Go through the entries and tally the lines containing the word "title". Only the total is wanted.
Top of AVAILABLE RECORDS
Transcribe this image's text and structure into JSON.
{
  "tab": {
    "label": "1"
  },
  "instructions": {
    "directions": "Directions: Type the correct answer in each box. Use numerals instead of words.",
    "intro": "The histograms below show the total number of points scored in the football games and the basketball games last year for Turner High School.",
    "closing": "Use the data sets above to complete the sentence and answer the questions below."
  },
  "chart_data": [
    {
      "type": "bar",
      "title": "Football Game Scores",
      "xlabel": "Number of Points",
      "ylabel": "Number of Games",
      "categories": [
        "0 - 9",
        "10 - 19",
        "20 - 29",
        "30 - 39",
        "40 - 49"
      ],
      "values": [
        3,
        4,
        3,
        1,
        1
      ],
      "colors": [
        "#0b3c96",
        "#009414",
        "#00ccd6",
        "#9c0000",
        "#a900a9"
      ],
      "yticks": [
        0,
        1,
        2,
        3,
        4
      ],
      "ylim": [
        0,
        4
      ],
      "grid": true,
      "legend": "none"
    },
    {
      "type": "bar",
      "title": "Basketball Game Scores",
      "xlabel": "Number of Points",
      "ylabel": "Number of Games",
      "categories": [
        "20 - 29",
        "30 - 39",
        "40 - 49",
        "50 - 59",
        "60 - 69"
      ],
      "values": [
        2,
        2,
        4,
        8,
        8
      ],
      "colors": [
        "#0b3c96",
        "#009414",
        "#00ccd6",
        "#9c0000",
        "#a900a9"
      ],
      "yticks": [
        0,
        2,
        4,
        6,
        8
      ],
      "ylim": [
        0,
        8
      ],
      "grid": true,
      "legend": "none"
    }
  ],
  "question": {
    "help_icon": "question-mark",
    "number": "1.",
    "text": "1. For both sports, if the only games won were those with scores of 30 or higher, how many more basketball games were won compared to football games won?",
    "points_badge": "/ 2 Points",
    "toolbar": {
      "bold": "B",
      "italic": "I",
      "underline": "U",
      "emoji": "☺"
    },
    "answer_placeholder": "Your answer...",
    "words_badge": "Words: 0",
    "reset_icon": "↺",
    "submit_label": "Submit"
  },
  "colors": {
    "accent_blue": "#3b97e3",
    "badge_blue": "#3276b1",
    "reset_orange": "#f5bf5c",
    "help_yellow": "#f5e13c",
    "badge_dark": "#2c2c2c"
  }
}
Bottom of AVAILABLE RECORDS
TASK OUTPUT | 2